- Steaks – Beef steaks offer a tender, flavorful eating experience for the consumer and are easy to prepare. The best steaks are typically from the rib and loin of the beef carcass. The most common beef steaks are the ribeye, New York strip, Kansas City strip, sirloin, top sirloin, tenderloin, and flat iron or top blade steak. There are some other steaks that are good but are relatively new which include the Delmonico steak, Denver Cut, and the tip steak. Another great option, if your retailer carries it, is the tri-tip. This can be cooked whole as a roast or sliced against the grain to make steaks. The suggested preparation method for steaks is high temperature (350-600°F) cooking such as grilling, broiling, pan frying. However, avoid these cookery methods with round steaks, chuck steaks, and eye of round steaks because it will result in a tough, dry steak.
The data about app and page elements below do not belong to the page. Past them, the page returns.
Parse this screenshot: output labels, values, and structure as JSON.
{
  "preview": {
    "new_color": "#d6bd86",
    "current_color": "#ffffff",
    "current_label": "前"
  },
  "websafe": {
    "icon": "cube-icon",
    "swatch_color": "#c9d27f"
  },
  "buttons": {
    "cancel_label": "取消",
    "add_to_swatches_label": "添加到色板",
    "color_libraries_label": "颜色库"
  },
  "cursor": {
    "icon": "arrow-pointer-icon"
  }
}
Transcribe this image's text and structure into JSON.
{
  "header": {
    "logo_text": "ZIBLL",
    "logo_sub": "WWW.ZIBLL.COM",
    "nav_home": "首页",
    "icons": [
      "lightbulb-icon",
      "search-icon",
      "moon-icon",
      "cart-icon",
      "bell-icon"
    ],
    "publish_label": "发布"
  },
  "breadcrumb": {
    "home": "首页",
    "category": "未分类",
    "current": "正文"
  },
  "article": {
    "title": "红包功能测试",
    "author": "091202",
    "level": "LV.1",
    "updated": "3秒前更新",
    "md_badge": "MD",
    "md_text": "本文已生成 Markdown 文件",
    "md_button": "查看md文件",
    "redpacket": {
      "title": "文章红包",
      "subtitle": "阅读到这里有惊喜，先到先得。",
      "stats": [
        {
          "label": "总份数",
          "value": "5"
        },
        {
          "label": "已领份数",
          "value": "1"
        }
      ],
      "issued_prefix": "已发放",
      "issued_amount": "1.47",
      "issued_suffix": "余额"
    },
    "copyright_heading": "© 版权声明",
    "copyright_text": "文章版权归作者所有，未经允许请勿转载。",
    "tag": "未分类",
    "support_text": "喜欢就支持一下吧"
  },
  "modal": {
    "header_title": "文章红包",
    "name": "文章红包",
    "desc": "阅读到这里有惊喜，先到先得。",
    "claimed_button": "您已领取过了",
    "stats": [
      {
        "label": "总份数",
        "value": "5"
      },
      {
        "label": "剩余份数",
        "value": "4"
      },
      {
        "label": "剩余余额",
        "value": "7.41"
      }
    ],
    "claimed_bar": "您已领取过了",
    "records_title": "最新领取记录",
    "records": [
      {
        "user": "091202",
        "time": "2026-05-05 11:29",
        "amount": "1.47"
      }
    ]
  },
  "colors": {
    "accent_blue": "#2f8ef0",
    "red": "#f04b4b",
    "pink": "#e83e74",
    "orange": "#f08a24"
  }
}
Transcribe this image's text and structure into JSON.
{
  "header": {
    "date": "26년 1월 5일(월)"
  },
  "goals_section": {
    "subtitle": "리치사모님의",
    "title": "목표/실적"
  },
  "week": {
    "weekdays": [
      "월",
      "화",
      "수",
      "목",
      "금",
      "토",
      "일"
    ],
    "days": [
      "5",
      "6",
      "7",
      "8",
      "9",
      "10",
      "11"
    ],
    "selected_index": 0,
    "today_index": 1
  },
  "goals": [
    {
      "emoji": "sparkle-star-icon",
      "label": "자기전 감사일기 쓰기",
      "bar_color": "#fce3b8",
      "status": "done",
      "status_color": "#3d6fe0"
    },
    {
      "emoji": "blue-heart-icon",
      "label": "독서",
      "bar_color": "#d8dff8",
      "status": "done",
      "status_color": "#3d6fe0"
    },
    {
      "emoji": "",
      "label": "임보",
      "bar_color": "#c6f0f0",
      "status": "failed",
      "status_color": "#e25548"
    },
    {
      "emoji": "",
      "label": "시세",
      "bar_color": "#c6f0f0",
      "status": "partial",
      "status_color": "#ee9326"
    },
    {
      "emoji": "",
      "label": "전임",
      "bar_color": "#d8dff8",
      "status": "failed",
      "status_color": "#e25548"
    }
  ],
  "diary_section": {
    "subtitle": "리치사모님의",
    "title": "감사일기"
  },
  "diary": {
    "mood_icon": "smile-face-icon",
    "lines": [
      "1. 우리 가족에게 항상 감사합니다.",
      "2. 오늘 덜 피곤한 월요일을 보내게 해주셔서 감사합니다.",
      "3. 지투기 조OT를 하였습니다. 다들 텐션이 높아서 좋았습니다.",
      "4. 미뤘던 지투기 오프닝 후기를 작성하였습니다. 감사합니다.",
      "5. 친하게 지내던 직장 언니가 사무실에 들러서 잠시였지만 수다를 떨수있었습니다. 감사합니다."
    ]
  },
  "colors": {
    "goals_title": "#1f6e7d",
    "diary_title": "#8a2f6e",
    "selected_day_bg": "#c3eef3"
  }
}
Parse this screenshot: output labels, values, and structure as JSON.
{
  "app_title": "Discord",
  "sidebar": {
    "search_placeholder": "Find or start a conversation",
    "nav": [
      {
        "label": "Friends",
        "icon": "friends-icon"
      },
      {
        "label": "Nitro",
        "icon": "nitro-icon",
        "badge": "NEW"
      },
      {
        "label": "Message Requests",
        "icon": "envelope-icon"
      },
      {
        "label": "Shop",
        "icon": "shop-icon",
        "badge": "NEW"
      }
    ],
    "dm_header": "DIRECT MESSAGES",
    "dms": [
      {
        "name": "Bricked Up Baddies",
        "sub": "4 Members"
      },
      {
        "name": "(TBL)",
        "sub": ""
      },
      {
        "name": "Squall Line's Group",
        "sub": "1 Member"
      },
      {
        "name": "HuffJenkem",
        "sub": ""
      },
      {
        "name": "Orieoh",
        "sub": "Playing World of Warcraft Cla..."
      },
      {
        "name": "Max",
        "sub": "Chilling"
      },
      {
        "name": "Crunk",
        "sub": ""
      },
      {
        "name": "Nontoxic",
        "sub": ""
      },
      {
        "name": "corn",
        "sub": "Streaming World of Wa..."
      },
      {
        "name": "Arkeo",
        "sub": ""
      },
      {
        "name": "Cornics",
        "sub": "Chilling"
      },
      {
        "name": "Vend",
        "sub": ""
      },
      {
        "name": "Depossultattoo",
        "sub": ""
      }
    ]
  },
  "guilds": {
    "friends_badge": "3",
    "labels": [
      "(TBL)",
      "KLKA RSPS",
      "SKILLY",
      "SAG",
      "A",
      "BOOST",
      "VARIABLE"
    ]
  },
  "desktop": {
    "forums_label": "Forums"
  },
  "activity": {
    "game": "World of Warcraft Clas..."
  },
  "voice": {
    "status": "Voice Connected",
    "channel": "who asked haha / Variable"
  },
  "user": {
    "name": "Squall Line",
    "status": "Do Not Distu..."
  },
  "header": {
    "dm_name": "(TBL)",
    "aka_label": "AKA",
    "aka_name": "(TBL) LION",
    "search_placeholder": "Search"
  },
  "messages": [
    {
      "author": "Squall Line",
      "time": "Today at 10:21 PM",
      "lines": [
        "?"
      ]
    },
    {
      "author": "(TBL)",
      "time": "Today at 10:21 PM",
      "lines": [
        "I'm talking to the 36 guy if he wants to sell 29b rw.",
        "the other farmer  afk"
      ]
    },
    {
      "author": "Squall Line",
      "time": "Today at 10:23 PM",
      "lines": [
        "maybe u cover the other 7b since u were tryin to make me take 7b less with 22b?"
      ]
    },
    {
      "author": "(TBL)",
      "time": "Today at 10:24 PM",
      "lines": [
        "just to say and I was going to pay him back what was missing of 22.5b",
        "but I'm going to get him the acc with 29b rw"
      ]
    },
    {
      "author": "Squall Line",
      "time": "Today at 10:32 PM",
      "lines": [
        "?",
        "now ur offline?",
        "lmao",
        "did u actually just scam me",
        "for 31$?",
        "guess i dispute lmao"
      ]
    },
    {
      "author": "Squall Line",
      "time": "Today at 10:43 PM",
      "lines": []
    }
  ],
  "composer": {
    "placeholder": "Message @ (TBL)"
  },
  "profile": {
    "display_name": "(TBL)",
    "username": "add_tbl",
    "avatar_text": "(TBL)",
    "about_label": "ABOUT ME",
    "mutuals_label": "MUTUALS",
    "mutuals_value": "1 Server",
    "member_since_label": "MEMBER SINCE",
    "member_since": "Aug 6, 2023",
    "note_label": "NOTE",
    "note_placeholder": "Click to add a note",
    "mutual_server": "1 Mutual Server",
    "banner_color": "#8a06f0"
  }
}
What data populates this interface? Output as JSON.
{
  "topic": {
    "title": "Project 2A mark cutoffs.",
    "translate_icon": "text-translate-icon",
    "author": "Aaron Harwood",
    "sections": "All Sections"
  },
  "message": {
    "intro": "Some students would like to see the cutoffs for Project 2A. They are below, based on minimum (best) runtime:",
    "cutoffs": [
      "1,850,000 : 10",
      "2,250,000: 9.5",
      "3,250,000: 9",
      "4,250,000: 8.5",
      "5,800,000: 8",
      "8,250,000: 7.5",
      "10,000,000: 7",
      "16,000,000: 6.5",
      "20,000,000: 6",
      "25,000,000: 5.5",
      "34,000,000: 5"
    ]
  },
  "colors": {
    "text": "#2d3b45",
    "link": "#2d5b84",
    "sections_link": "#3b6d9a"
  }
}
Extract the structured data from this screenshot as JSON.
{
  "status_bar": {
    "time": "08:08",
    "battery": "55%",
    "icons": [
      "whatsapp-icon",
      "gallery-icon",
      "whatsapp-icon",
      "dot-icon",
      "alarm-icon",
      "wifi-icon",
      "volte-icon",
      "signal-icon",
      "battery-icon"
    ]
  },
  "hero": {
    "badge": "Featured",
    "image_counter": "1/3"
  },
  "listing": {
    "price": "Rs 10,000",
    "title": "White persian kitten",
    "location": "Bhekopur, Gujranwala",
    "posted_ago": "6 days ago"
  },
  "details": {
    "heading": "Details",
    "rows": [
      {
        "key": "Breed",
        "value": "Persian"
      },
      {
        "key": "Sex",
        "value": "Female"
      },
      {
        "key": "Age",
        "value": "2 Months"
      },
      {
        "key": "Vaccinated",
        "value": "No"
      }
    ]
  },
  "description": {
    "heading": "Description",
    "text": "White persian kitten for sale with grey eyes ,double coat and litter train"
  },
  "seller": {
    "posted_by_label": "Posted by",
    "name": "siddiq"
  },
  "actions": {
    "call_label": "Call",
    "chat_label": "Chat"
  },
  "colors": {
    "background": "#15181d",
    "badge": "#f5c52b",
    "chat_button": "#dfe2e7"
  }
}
- Roasts - Many great cuts from the round and chuck offer a more economical option than steaks. You will commonly find chuck roasts, arm roasts, blade roasts, ribs, bottom round roast, top round roast, eye of round roasts and briskets at grocery stores. Low temperature cooking with moist heat such as pot roasting, braising, stewing and barbequing is recommended for these cuts.
- Fajitas - Skirt steak, flank steak, and hanger steaks can be used fajitas or thinly sliced beef strips. These cuts are best when marinated and cooked at high temperatures (350-600°F) and then sliced thin against the grain of the steak.
- Kabobs – A common cut used for kabobs would be the sirloin. Pieces from the chuck or round may be used as well; however they usually need to be marinated to improve tenderness. These are typically grilled on skewers with your favorite vegetables.
If you are struggling with this decision please don’t be afraid to ask the person behind the meat counter as they work with these products every day and have knowledge of the beef they sell.